They started their investigations in the car park behind the Amity Loans office. A sleek grey BMW occupied a corner spot, and there were a couple of other vehicles dotted around the small lot. Trilby’s blue Holden was nowhere to be seen. Luka parked in the emptiest area of the lot, and Bonnie pulled up alongside. Time to discuss tactics. Luka opened his door, and started to climb out of the ute. A glint from the ground caught his eye. The late afternoon sun was reflecting off a small object. He jumped down and picked it up.
“It’s Trilby’s USB stick. See, it’s branded with the name of a technical communication conference she attended a few months ago.”
“Think she dropped it on purpose?” asked Bonnie.
“Could be,” agreed Luka. “So we’d know she was here. She’s not one to drop things by mistake.”
“Her car’s not here,” commented Hamish. “So, if someone grabbed her here, then they took her car too.”
The words dropped into the hot, dead air of a Sydney autumn day.
“We still don’t know anything for sure,” said Luka. “Let’s take a look at the office. Amity Loans. There’s a signboard for the place, pointing through that alleyway towards Waldron Road.”

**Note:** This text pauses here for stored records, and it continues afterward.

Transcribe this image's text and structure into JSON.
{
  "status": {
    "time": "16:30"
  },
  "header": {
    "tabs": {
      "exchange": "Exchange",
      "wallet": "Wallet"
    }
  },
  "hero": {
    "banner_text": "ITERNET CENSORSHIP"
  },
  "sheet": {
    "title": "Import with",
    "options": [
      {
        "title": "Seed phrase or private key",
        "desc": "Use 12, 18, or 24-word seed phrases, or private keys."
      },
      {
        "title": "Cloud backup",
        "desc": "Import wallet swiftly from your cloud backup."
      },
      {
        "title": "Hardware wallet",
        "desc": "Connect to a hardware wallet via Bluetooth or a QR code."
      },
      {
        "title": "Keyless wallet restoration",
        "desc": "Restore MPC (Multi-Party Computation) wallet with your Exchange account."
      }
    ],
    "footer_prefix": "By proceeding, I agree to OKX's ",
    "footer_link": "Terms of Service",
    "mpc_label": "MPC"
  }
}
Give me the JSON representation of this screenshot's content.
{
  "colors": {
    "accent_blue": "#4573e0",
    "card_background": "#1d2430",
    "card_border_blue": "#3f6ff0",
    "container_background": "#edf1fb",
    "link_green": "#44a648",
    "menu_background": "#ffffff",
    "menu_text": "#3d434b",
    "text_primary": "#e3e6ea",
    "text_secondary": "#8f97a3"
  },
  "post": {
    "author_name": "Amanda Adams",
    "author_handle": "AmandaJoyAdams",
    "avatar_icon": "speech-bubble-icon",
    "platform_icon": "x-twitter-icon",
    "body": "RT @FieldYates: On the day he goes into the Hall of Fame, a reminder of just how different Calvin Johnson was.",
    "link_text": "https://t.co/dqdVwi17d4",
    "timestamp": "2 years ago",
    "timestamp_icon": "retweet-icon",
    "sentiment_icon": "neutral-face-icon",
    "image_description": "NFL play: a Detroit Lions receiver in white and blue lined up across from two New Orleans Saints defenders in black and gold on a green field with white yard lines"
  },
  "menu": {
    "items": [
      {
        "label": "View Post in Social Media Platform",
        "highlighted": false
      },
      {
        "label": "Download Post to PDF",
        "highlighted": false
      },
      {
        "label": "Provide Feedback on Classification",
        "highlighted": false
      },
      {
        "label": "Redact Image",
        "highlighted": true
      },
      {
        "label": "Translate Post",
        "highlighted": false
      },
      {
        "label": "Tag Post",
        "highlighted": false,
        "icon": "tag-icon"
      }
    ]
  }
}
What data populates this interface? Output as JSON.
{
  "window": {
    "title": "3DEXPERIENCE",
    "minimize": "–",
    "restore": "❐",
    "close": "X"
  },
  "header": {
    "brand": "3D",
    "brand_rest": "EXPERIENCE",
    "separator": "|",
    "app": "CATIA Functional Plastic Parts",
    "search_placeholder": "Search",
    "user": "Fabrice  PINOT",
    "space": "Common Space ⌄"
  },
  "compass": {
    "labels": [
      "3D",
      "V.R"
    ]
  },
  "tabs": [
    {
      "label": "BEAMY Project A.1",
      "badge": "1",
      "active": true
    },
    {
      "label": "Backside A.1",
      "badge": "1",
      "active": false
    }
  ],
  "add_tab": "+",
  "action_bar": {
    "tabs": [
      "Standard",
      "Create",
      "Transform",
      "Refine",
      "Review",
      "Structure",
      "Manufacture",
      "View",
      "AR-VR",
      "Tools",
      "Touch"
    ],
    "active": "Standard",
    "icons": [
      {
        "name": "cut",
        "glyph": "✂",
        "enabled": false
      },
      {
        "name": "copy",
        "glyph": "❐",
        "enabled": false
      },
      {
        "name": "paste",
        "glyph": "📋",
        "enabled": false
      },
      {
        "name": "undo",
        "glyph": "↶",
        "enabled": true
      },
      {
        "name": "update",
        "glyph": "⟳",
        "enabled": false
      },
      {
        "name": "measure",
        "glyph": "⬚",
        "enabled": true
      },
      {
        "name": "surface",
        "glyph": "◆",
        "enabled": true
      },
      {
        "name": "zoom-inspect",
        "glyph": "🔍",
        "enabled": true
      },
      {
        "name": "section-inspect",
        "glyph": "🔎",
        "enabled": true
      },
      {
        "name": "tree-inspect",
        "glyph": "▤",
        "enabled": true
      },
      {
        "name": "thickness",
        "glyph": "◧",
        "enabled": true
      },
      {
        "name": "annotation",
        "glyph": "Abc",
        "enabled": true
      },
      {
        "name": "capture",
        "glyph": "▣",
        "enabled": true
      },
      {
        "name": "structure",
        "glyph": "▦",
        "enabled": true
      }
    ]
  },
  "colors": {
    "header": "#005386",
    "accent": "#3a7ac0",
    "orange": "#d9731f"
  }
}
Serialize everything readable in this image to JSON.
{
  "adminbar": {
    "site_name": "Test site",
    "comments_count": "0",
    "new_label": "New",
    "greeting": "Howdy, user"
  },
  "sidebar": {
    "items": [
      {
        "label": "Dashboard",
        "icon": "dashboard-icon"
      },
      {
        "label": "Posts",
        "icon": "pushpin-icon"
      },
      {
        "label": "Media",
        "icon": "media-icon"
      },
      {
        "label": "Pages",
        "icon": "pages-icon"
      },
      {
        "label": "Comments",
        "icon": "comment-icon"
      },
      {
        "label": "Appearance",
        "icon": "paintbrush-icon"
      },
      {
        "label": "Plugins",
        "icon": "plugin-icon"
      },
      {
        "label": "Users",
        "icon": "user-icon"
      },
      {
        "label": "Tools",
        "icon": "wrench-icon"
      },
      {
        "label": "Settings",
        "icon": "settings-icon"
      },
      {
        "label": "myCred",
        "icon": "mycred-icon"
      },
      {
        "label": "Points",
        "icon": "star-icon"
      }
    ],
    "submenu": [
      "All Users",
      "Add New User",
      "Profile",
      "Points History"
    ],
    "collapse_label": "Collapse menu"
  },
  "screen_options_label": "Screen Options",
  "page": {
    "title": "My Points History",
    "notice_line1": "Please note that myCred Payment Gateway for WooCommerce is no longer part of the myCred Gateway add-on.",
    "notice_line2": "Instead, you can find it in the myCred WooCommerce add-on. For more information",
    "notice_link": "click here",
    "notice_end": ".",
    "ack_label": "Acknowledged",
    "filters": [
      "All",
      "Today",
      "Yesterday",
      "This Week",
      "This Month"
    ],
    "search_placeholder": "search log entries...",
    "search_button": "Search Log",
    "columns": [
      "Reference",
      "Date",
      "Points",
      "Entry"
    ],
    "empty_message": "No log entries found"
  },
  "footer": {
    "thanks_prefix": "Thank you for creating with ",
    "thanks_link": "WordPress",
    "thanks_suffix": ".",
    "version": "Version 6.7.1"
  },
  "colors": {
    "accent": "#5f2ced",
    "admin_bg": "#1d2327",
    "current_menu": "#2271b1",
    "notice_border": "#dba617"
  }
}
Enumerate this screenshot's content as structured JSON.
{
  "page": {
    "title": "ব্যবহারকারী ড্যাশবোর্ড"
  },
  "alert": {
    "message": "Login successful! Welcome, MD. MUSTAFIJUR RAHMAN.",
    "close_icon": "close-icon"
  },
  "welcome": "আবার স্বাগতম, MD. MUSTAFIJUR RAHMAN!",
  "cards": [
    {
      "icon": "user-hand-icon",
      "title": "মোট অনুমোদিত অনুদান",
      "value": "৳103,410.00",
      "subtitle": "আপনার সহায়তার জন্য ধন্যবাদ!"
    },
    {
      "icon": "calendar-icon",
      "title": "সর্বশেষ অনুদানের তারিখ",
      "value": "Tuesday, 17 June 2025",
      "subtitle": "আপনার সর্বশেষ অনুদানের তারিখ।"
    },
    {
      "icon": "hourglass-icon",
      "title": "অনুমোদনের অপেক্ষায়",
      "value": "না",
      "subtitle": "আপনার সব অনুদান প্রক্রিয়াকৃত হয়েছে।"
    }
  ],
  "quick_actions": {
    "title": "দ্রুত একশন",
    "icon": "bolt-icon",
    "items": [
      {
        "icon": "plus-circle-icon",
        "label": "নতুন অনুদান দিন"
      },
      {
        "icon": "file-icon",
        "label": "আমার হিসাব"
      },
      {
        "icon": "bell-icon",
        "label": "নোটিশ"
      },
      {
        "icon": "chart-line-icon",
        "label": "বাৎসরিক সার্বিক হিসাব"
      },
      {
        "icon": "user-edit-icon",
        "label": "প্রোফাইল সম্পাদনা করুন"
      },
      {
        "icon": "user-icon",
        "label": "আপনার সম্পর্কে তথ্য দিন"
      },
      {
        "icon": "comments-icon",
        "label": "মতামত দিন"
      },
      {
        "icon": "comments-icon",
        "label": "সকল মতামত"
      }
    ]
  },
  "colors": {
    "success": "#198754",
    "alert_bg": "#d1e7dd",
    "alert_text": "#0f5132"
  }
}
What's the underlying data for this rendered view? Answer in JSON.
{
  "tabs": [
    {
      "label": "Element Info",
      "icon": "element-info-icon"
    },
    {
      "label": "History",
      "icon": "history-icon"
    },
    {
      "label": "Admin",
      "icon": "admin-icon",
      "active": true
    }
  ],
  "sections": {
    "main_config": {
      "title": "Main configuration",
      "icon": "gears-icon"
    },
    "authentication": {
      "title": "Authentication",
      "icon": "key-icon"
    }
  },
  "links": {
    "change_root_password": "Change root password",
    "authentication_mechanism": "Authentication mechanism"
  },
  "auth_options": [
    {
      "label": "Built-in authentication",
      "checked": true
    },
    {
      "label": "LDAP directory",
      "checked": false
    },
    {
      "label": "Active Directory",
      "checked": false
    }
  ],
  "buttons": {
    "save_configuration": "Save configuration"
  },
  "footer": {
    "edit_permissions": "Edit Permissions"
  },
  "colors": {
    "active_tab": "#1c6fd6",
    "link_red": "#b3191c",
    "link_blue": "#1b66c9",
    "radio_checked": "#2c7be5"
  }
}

As the three mates emerged onto Waldron Road, a taxi pulled up a few metres away, outside an entrance signposted Amity Loans. Two men got out of the car. One had his arm in a sling, white tape across his nose, gauze in his nostrils, and a neck brace. Pretty banged up, was Bonnie’s silent assessment. Aside from the medical accessories, he was dressed in a dark business suit that had seen some action recently. Not the type of action you’d see in a boardroom, either. The second man out of the taxi wore denim pants and a faded polo shirt. Both he and his clothing looked as if they took action in their stride. He fussed around the first man, attempting to help him open the door to Amity Loans, only to be waved off impatiently.
“Wait up,” murmured Luka. “My neck hairs are prickling. This could be something related to whatever’s happened to Trilby.”
“More likely Trilby happened to them,” commented Bonnie.
“Let’s say Luka’s right,” said Hamish. “We gotta get strategic here. Luka, mate, how’s about you go back to that car park. In case there’s a back entrance. Bonnie and I will cover the front.”
“Good thought, except I’ll go to the back entrance with Luka,” said Bonnie. She turned and strode off down the alleyway.
The two men watched her go. “She’s right,” conceded Hamish. “The vehicles are all back there. If one of you needs to head off fast, the other can come and let me know what’s happening.” He leaned against the wall of the building next to Amity Loans, pulled out his mobile and started flipping through his messages. “All good. I’ll keep watch here for a while.”
“Thanks, mate.” Luka followed Bonnie back to the car park. She was waiting next to his ute.
“I’ll slum it with you for a bit,” was her explanation. “Less conspicuous than my wheels.”
Luka’s ute was a 2016 Ford Ranger XLT double-cab pickup, sea grey on the outside, custom leather seats on the inside. Deep crimson, faded to comfortable cherry where the sun reached most often. Not exactly slumming it, but less of an eyeful than a purple Lotus, for sure.
They didn’t have long to wait. The less well-dressed of the two men slammed out of the rear door of the Amity Loans building and stomped his way across the park to the sleek grey BMW.
“We’re on!” grunted Bonnie. “You want to tail him? Hamish and I will check things out here. Keep in touch, yeah?” With that, she was gone, back towards the main road where Hamish waited.
The BMW was already on its way out of the car park. Luka started the ute and followed it into the busy afternoon traffic.
END OF CHAPTER 6